Innovation Insurers Vs. Startups
According to Juan Mazzini, when you look at insurers only 1% of the respondents say that they are allocating time for more than 50% of disruptive innovation, instead of the startups 41% say that they are looking for more than 50% disruptive innovation. It's not surprising that you will see that startups pursue this disruptive innovation and the insurers will be looking more on the incremental side. 84% of insurers answered that they would be pursuing incremental from 75% of the time allocated to incremental to 100%.
Technological Impact On The Insurance Industry
Mazzini thinks technologies are already in place and now it's a question of executing them. Technologies are strong enablers for digitalization and if you see technology from a business perspective, considering that the business is becoming highly digitalized, you can think about it in terms of how do you get into digital innovation which is going beyond digitizing your existing business. Mazzini explains the framework they have to assess in the digital journey you are into an area where we call advanced digital where your product starts to take advantage of the machine to machine interaction, you start to use the internet of things, implement usage-based insurance propositions, make more complex ecosystem integrations and work with comparison sites, aggregators robot advisors or even digital agents. According to Mazzini when you think about getting into an extreme digital innovation in this type of model you are leveraging the use of data of the context and the AI to make for example sales in one click or paperless and frictionless claim payments. And last but not least, for applications what we're seeing is the increasing adoption of low and no code-based applications mainly in the front end, where you have the battle for the customer experience but also in the back end, where you have many of the enablers of those experiences, but with this concept of having that digital middle layer what we're seeing is that most of the adoption first is being done in the front end and progressively going to the back end.
Trust, A Challenge For Enabling Technologies
"Customers are not sure whether they want to give insurers their data or not and establishing that trusting relationship is going to be key to be able to do anything with data."
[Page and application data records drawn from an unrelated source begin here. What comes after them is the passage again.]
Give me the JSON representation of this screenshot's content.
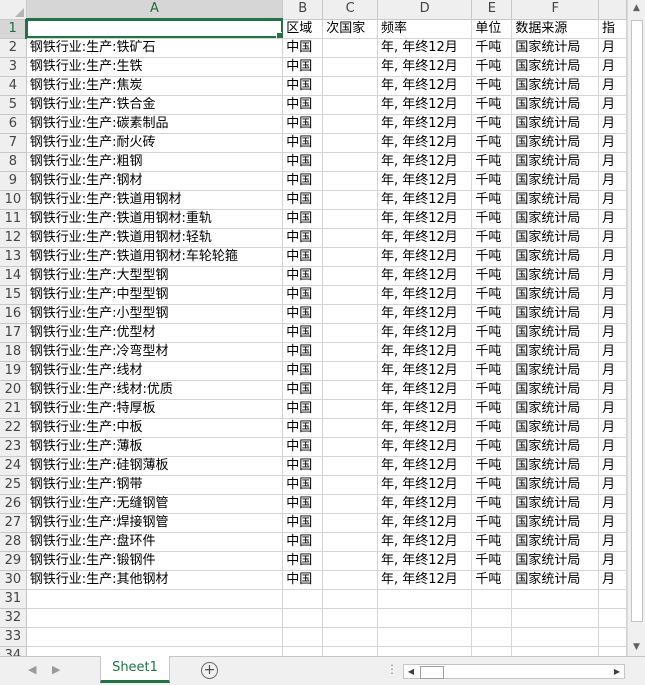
{
  "columns": [
    "A",
    "B",
    "C",
    "D",
    "E",
    "F",
    ""
  ],
  "selected_cell": "A1",
  "header_row": {
    "A": "",
    "B": "区域",
    "C": "次国家",
    "D": "频率",
    "E": "单位",
    "F": "数据来源",
    "G": "指"
  },
  "data_rows": [
    {
      "A": "钢铁行业:生产:铁矿石",
      "B": "中国",
      "C": "",
      "D": "年, 年终12月",
      "E": "千吨",
      "F": "国家统计局",
      "G": "月"
    },
    {
      "A": "钢铁行业:生产:生铁",
      "B": "中国",
      "C": "",
      "D": "年, 年终12月",
      "E": "千吨",
      "F": "国家统计局",
      "G": "月"
    },
    {
      "A": "钢铁行业:生产:焦炭",
      "B": "中国",
      "C": "",
      "D": "年, 年终12月",
      "E": "千吨",
      "F": "国家统计局",
      "G": "月"
    },
    {
      "A": "钢铁行业:生产:铁合金",
      "B": "中国",
      "C": "",
      "D": "年, 年终12月",
      "E": "千吨",
      "F": "国家统计局",
      "G": "月"
    },
    {
      "A": "钢铁行业:生产:碳素制品",
      "B": "中国",
      "C": "",
      "D": "年, 年终12月",
      "E": "千吨",
      "F": "国家统计局",
      "G": "月"
    },
    {
      "A": "钢铁行业:生产:耐火砖",
      "B": "中国",
      "C": "",
      "D": "年, 年终12月",
      "E": "千吨",
      "F": "国家统计局",
      "G": "月"
    },
    {
      "A": "钢铁行业:生产:粗钢",
      "B": "中国",
      "C": "",
      "D": "年, 年终12月",
      "E": "千吨",
      "F": "国家统计局",
      "G": "月"
    },
    {
      "A": "钢铁行业:生产:钢材",
      "B": "中国",
      "C": "",
      "D": "年, 年终12月",
      "E": "千吨",
      "F": "国家统计局",
      "G": "月"
    },
    {
      "A": "钢铁行业:生产:铁道用钢材",
      "B": "中国",
      "C": "",
      "D": "年, 年终12月",
      "E": "千吨",
      "F": "国家统计局",
      "G": "月"
    },
    {
      "A": "钢铁行业:生产:铁道用钢材:重轨",
      "B": "中国",
      "C": "",
      "D": "年, 年终12月",
      "E": "千吨",
      "F": "国家统计局",
      "G": "月"
    },
    {
      "A": "钢铁行业:生产:铁道用钢材:轻轨",
      "B": "中国",
      "C": "",
      "D": "年, 年终12月",
      "E": "千吨",
      "F": "国家统计局",
      "G": "月"
    },
    {
      "A": "钢铁行业:生产:铁道用钢材:车轮轮箍",
      "B": "中国",
      "C": "",
      "D": "年, 年终12月",
      "E": "千吨",
      "F": "国家统计局",
      "G": "月"
    },
    {
      "A": "钢铁行业:生产:大型型钢",
      "B": "中国",
      "C": "",
      "D": "年, 年终12月",
      "E": "千吨",
      "F": "国家统计局",
      "G": "月"
    },
    {
      "A": "钢铁行业:生产:中型型钢",
      "B": "中国",
      "C": "",
      "D": "年, 年终12月",
      "E": "千吨",
      "F": "国家统计局",
      "G": "月"
    },
    {
      "A": "钢铁行业:生产:小型型钢",
      "B": "中国",
      "C": "",
      "D": "年, 年终12月",
      "E": "千吨",
      "F": "国家统计局",
      "G": "月"
    },
    {
      "A": "钢铁行业:生产:优型材",
      "B": "中国",
      "C": "",
      "D": "年, 年终12月",
      "E": "千吨",
      "F": "国家统计局",
      "G": "月"
    },
    {
      "A": "钢铁行业:生产:冷弯型材",
      "B": "中国",
      "C": "",
      "D": "年, 年终12月",
      "E": "千吨",
      "F": "国家统计局",
      "G": "月"
    },
    {
      "A": "钢铁行业:生产:线材",
      "B": "中国",
      "C": "",
      "D": "年, 年终12月",
      "E": "千吨",
      "F": "国家统计局",
      "G": "月"
    },
    {
      "A": "钢铁行业:生产:线材:优质",
      "B": "中国",
      "C": "",
      "D": "年, 年终12月",
      "E": "千吨",
      "F": "国家统计局",
      "G": "月"
    },
    {
      "A": "钢铁行业:生产:特厚板",
      "B": "中国",
      "C": "",
      "D": "年, 年终12月",
      "E": "千吨",
      "F": "国家统计局",
      "G": "月"
    },
    {
      "A": "钢铁行业:生产:中板",
      "B": "中国",
      "C": "",
      "D": "年, 年终12月",
      "E": "千吨",
      "F": "国家统计局",
      "G": "月"
    },
    {
      "A": "钢铁行业:生产:薄板",
      "B": "中国",
      "C": "",
      "D": "年, 年终12月",
      "E": "千吨",
      "F": "国家统计局",
      "G": "月"
    },
    {
      "A": "钢铁行业:生产:硅钢薄板",
      "B": "中国",
      "C": "",
      "D": "年, 年终12月",
      "E": "千吨",
      "F": "国家统计局",
      "G": "月"
    },
    {
      "A": "钢铁行业:生产:钢带",
      "B": "中国",
      "C": "",
      "D": "年, 年终12月",
      "E": "千吨",
      "F": "国家统计局",
      "G": "月"
    },
    {
      "A": "钢铁行业:生产:无缝钢管",
      "B": "中国",
      "C": "",
      "D": "年, 年终12月",
      "E": "千吨",
      "F": "国家统计局",
      "G": "月"
    },
    {
      "A": "钢铁行业:生产:焊接钢管",
      "B": "中国",
      "C": "",
      "D": "年, 年终12月",
      "E": "千吨",
      "F": "国家统计局",
      "G": "月"
    },
    {
      "A": "钢铁行业:生产:盘环件",
      "B": "中国",
      "C": "",
      "D": "年, 年终12月",
      "E": "千吨",
      "F": "国家统计局",
      "G": "月"
    },
    {
      "A": "钢铁行业:生产:锻钢件",
      "B": "中国",
      "C": "",
      "D": "年, 年终12月",
      "E": "千吨",
      "F": "国家统计局",
      "G": "月"
    },
    {
      "A": "钢铁行业:生产:其他钢材",
      "B": "中国",
      "C": "",
      "D": "年, 年终12月",
      "E": "千吨",
      "F": "国家统计局",
      "G": "月"
    }
  ],
  "empty_rows": [
    31,
    32,
    33,
    34
  ],
  "sheet_tab": "Sheet1",
  "bottom_bar": {
    "prev_icon": "chevron-left-icon",
    "next_icon": "chevron-right-icon",
    "add_icon": "plus-circle-icon",
    "add_glyph": "+",
    "split_glyph": "⋮"
  },
  "colors": {
    "accent": "#217346",
    "header_bg": "#efefef",
    "grid_line": "#d4d4d4"
  }
}
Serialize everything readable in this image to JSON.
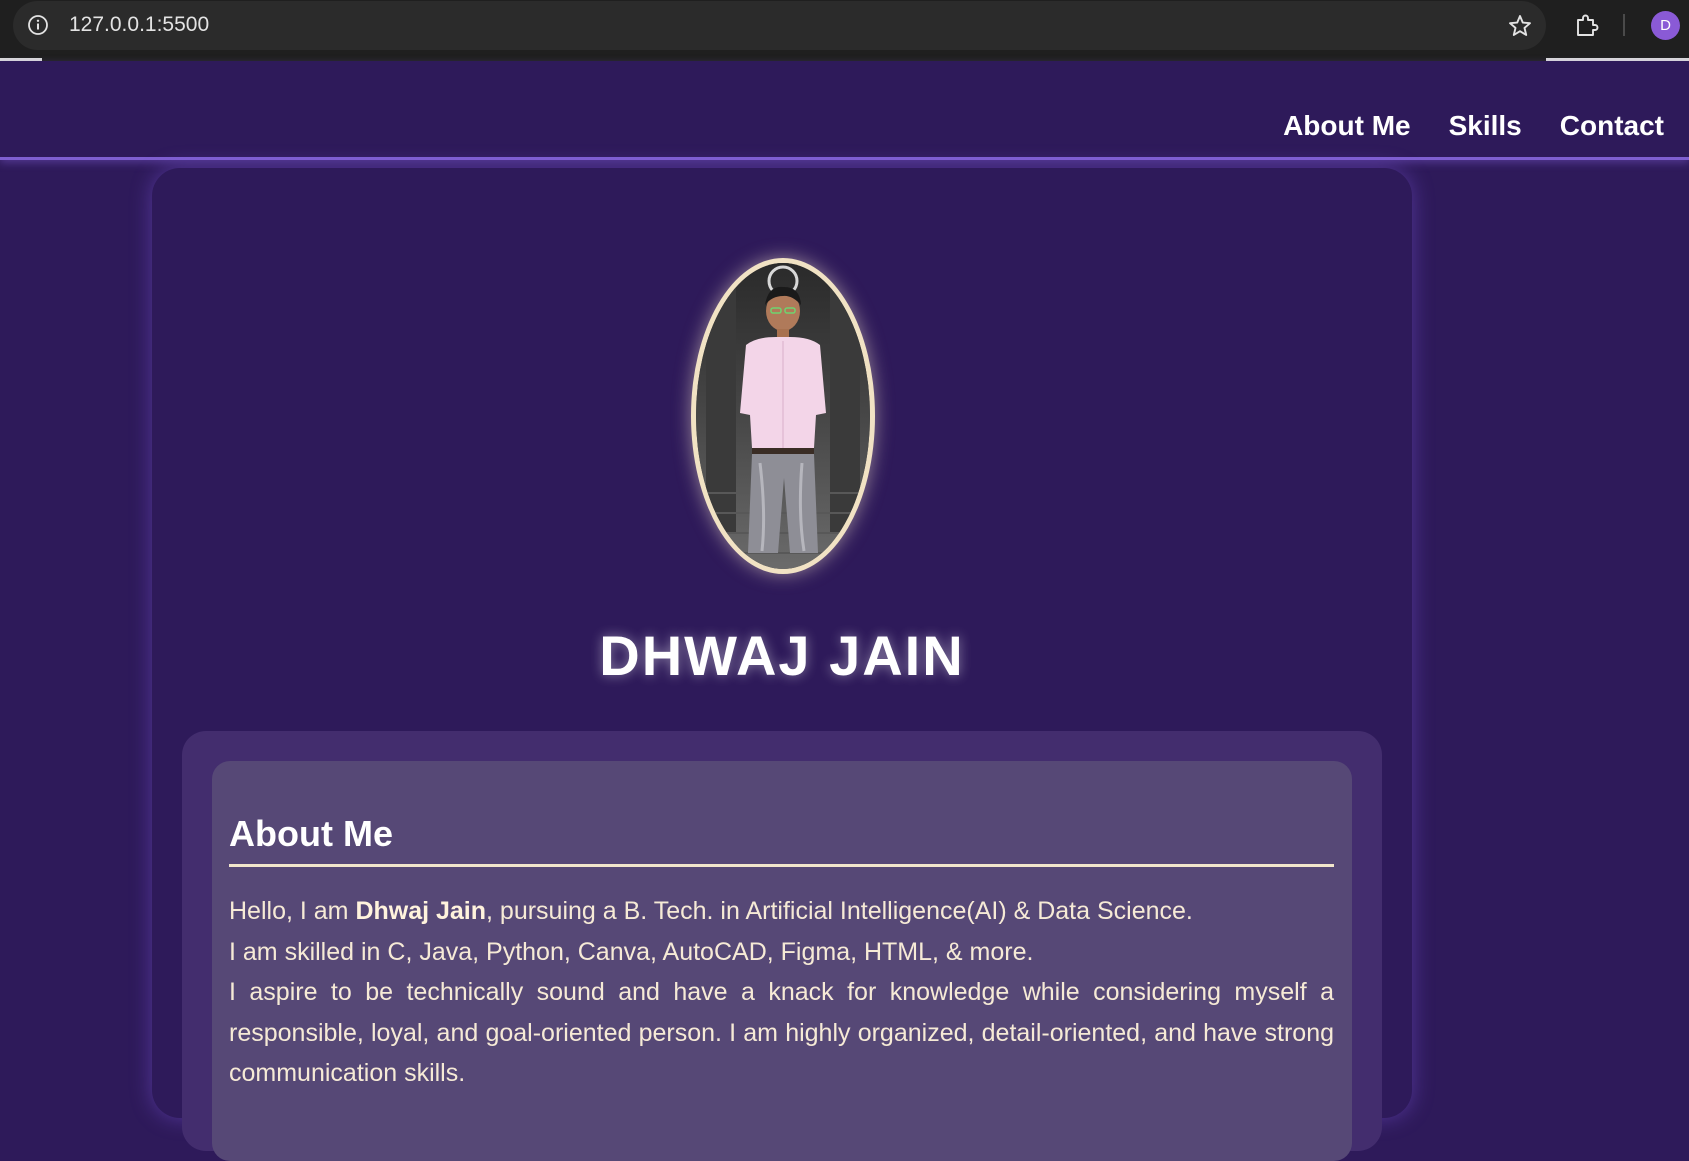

From Rose Hall's perspective, a challenge for enabling technologies is trust. The challenge right now is that customers are not sure whether they want to give insurers their data or not and establishing that trusting relationship is going to be key to being able to do anything with data. Then you work backward, you look at the techno, you look at the data that you want to be able to adjust the way we underwrite the risk or adjust the way we think about their risk or provide customized or tailored programs or whatever it is that we're trying to do and you work backward from there and then we get to tech adoption which is where we started here in the ecosystem. According to Hall, thinking about a construction company and about all the different technologies that they are using, the first thing that needs to happen is all those things need to be integrated within their own company to make meaningful data to send and interpret that meaningful data in a meaningful way.